Sample Feedback (End Comment) on a Research Paper in an Introductory Writing Course
This paper has really improved, and I appreciate all the work that you have put into it. I think that you're making a really interesting point: the money the schools receive has a direct effect on "children's attitudes towards the world and others around them." I was also impressed by the self-critique in your cover note. You have developed the ability to assess the strengths and weaknesses of your own work—an important part of improving your writing. Good work! Here are some suggestions for revision:
(1) Give your reader an explicit thesis. I thought that "money is the key" was a little vague—it didn't really give your reader a specific point to hang onto. How is money the key? What do you mean by that? By adding a few sentences at the end of your first paragraph which make your argument about education explicit, you could capture the reader's attention and focus it on your point early on. For example, after "money is key," you might say something like, "In this paper I will argue that the education system in America..." or "My purpose in this paper is to suggest that...." (You might want to look at the "E.R." paper for an example of this kind of sentence.) As the handout says, a thesis should be as specific and as direct as possible.
(2) Make readerly transitions. I'm thinking especially of the transition on page four. I know that you already know this is the paper's weakest point. Think about how the Stephen story relates to Anyon's analysis. Is he an example of what Anyon is talking about? In what way? Why is it important to talk about Stephen at this point in the paper? How does his experience complicate/ add to what Anyon has said? I would try to construct a topic sentence (to go before the quote) that expresses the relationship between Anyon and Stephen and relates back to your thesis. We could work on this section together during office hours.
(3) Conclude with strength. I think that you are beginning to make a very explicit call to action—but as it stands, your conclusion fizzles out. Look at some of the examples we talked about in class. How do they handle the "call to action" conclusion?

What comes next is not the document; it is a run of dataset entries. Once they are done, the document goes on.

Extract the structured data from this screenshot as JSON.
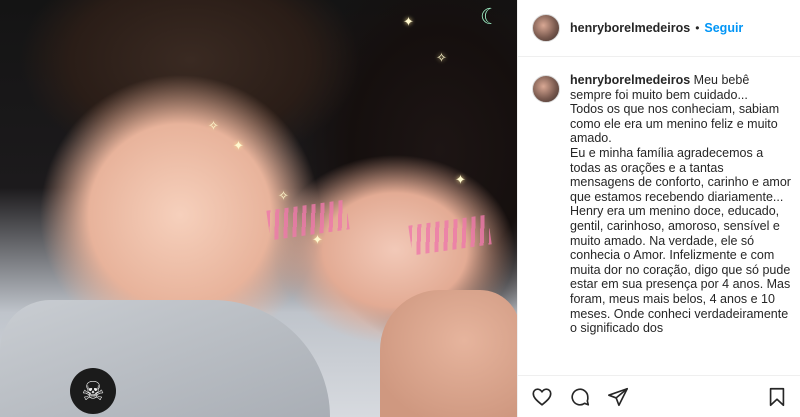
{
  "post": {
    "username": "henryborelmedeiros",
    "separator": "•",
    "follow_label": "Seguir",
    "caption": {
      "author": "henryborelmedeiros",
      "paragraphs": [
        "Meu bebê sempre foi muito bem cuidado...",
        "Todos os que nos conheciam, sabiam como ele era um menino feliz e muito amado.",
        "Eu e minha família agradecemos a todas as orações e a tantas mensagens de conforto, carinho e amor que estamos recebendo diariamente...",
        "Henry era um menino doce, educado, gentil, carinhoso, amoroso, sensível e muito amado. Na verdade, ele só conhecia o Amor. Infelizmente e com muita dor no coração, digo que só pude estar em sua presença por 4 anos. Mas foram, meus mais belos, 4 anos e 10 meses. Onde conheci verdadeiramente o significado dos"
      ]
    }
  },
  "icons": {
    "like": "heart-icon",
    "comment": "comment-icon",
    "share": "share-icon",
    "save": "bookmark-icon"
  },
  "colors": {
    "follow": "#0095f6",
    "text": "#262626",
    "border": "#efefef"
  }
}
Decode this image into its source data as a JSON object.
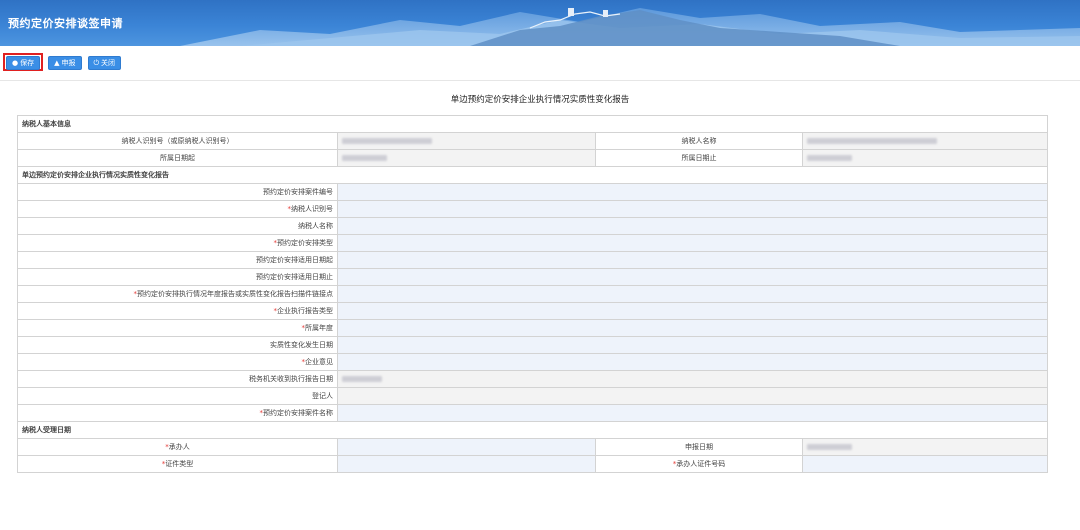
{
  "header": {
    "title": "预约定价安排谈签申请"
  },
  "toolbar": {
    "save_label": "保存",
    "submit_label": "申报",
    "close_label": "关闭"
  },
  "report_title": "单边预约定价安排企业执行情况实质性变化报告",
  "basic_info": {
    "section_title": "纳税人基本信息",
    "rows": [
      {
        "label1": "纳税人识别号（或原纳税人识别号）",
        "label2": "纳税人名称"
      },
      {
        "label1": "所属日期起",
        "label2": "所属日期止"
      }
    ]
  },
  "report_section": {
    "section_title": "单边预约定价安排企业执行情况实质性变化报告",
    "fields": [
      {
        "label": "预约定价安排案件编号",
        "required": ""
      },
      {
        "label": "纳税人识别号",
        "required": "*"
      },
      {
        "label": "纳税人名称",
        "required": ""
      },
      {
        "label": "预约定价安排类型",
        "required": "*"
      },
      {
        "label": "预约定价安排适用日期起",
        "required": ""
      },
      {
        "label": "预约定价安排适用日期止",
        "required": ""
      },
      {
        "label": "预约定价安排执行情况年度报告或实质性变化报告扫描件链接点",
        "required": "*"
      },
      {
        "label": "企业执行报告类型",
        "required": "*"
      },
      {
        "label": "所属年度",
        "required": "*"
      },
      {
        "label": "实质性变化发生日期",
        "required": ""
      },
      {
        "label": "企业意见",
        "required": "*"
      },
      {
        "label": "税务机关收到执行报告日期",
        "required": ""
      },
      {
        "label": "登记人",
        "required": ""
      },
      {
        "label": "预约定价安排案件名称",
        "required": "*"
      }
    ]
  },
  "acceptance": {
    "section_title": "纳税人受理日期",
    "rows": [
      {
        "req1": "*",
        "label1": "承办人",
        "req2": "",
        "label2": "申报日期"
      },
      {
        "req1": "*",
        "label1": "证件类型",
        "req2": "*",
        "label2": "承办人证件号码"
      }
    ]
  },
  "colors": {
    "header_blue": "#3b84d6",
    "button_blue": "#3a8ee6",
    "highlight_red": "#e02020",
    "required_red": "#e53935",
    "input_bg": "#eef3fb"
  }
}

Instructor's Explanation of the Strategies She's Using in Her Comment
In this response, I refer to several previous conversations in order to engage Jenny in this over‑arching, meta‑sequencing conversation I've been describing: I refer to issues she's raised in her note; I refer to an example paper we've looked at together as a class (the "E.R." paper); I use language that occurs on handouts ( "As the handout says", "readerly"); and I use language that arose in a class discussion (a student had described a conclusion he liked as a "call to action" conclusion). Most importantly, the first words of each suggestion are written as "basic" principles, in short phrases with action verbs ("Give your reader an explicit thesis," "Make readerly transitions," "Conclude with strength"). I've found this "principle" approach to be extremely valuable: the principles contribute to the sequencing discussion by giving the students a language to describe what they are working on.